Date of Award
B.A. with honors
Program of Study
Emily Brontë (1818-1848) wrote Wuthering Heights in 1847 at a point of collision between Romantic thought and Victorian ideals. Her novel exemplifies a developed and deliberate effort to represent a world ruled by forces out of one’s control, the most evident example of this being the supernatural force that overtakes the novel. In her precise focus on the language and natural landscape that bind this novel together, her characters emerge as representative of the psychological complexity produced by the coexistence of the mundane and the extraordinary. My thesis focuses on the effects of the natural landscape and the forces that at times control it, but I also look at the psychological effects that these forces have on, in particular, the novel’s two main characters: Cathy and Heathcliff. Emily Brontë immersed these two characters in the natural world, highlighting their triumphs and tumultuous love. In better understanding this connection, I first look at the power behind nature, the supernatural forces governed by a Romantic aesthetic concept known as the sublime. After situating this novel in its literary historical context, I continue to move my analysis closer to the characters, looking specifically at Cathy and Heathcliff and showing both their individual and shared relationships with the natural world and the supernatural. I conclude in my last chapter of this thesis by returning to nature, revealing it to be a character as well. Overall, I read Brontë’s only novel as both grounded in its historical context (in its perpetuation of Romantic ideals and aesthetics) and forward-thinking in its imagining of new possibilities for engaging with the world.

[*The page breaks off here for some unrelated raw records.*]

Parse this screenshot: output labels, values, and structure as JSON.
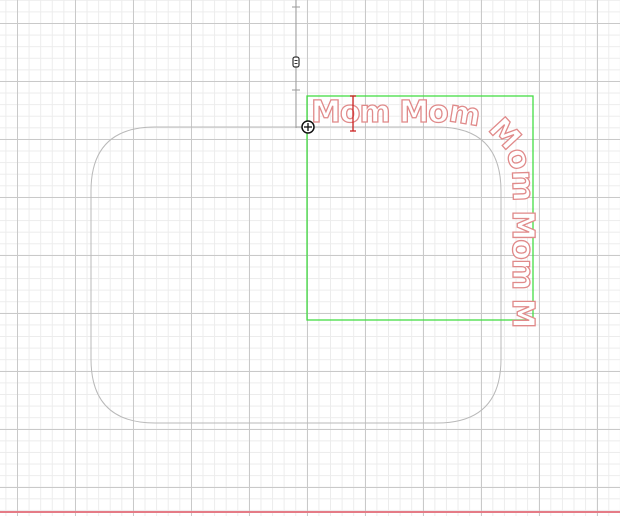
{
  "canvas": {
    "grid_major_color": "#c9c9c9",
    "grid_minor_color": "#ececec",
    "background": "#ffffff"
  },
  "mat": {
    "outline_color": "#b9b9b9",
    "shape": "rounded-rectangle"
  },
  "selection": {
    "box_color": "#44dd44",
    "handle_icon": "move-handle-icon",
    "rotate_icon": "rotate-handle-icon"
  },
  "text_path": {
    "text": "Mom Mom Mom Mom Mo",
    "stroke_color": "#e08a8a",
    "fill_color": "#ffffff",
    "cursor_color": "#cc2222"
  },
  "bottom_rule_color": "#e57b86"
}
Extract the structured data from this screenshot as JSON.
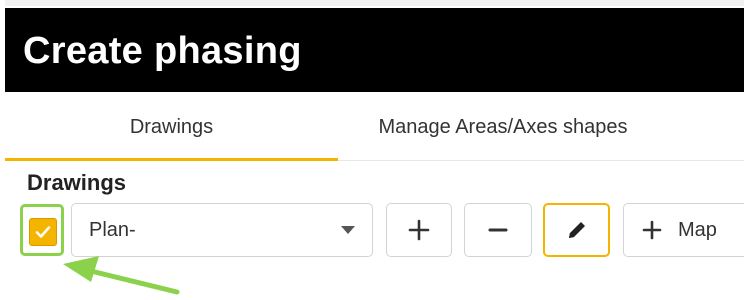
{
  "dialog": {
    "title": "Create phasing"
  },
  "tabs": [
    {
      "label": "Drawings",
      "active": true
    },
    {
      "label": "Manage Areas/Axes shapes",
      "active": false
    }
  ],
  "section": {
    "label": "Drawings"
  },
  "drawing_row": {
    "checkbox_checked": true,
    "select_value": "Plan-",
    "add_icon": "plus-icon",
    "remove_icon": "minus-icon",
    "edit_icon": "pencil-icon",
    "map_label": "Map"
  },
  "colors": {
    "accent": "#f5b400",
    "highlight": "#8cd14c",
    "titlebar": "#000000"
  }
}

Cymrot, Jordan, "A World Ruled By Unknowns: The Psychological Effects of the Supernatural and Natural Worlds in Emily Brontë's Wuthering Heights" (2020). CUNY Academic Works.